(EXTRACTED RECORDS)
★ ★ ★ ★ ★
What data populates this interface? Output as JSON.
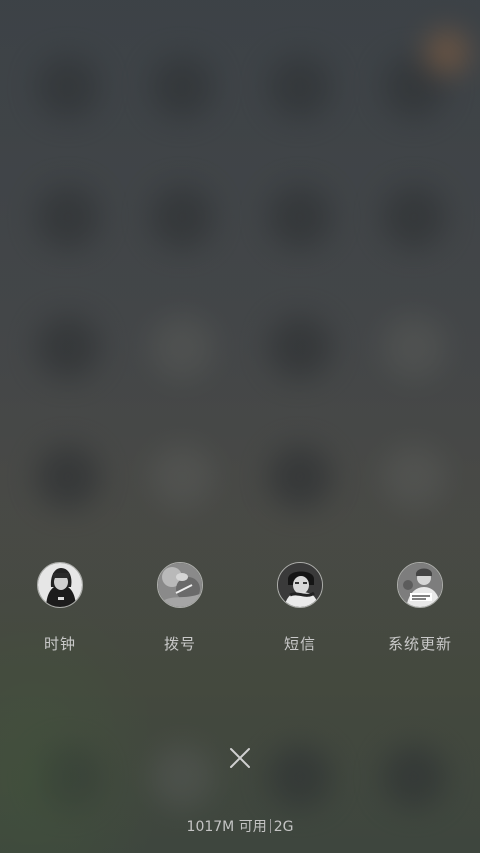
{
  "recent_apps": [
    {
      "label": "时钟",
      "icon": "avatar-hooded-person-icon"
    },
    {
      "label": "拨号",
      "icon": "avatar-blurred-photo-icon"
    },
    {
      "label": "短信",
      "icon": "avatar-scarf-person-icon"
    },
    {
      "label": "系统更新",
      "icon": "avatar-group-photo-icon"
    }
  ],
  "close_icon": "close-icon",
  "memory": {
    "available": "1017M 可用",
    "network": "2G"
  },
  "colors": {
    "label_text": "#c9c9c9",
    "background": "#44474a"
  }
}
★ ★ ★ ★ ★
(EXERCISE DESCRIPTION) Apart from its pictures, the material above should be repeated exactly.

(RESPONSE)
What data populates this interface? Output as JSON.
{
  "recent_apps": [
    {
      "label": "时钟",
      "icon": "avatar-hooded-person-icon"
    },
    {
      "label": "拨号",
      "icon": "avatar-blurred-photo-icon"
    },
    {
      "label": "短信",
      "icon": "avatar-scarf-person-icon"
    },
    {
      "label": "系统更新",
      "icon": "avatar-group-photo-icon"
    }
  ],
  "close_icon": "close-icon",
  "memory": {
    "available": "1017M 可用",
    "network": "2G"
  },
  "colors": {
    "label_text": "#c9c9c9",
    "background": "#44474a"
  }
}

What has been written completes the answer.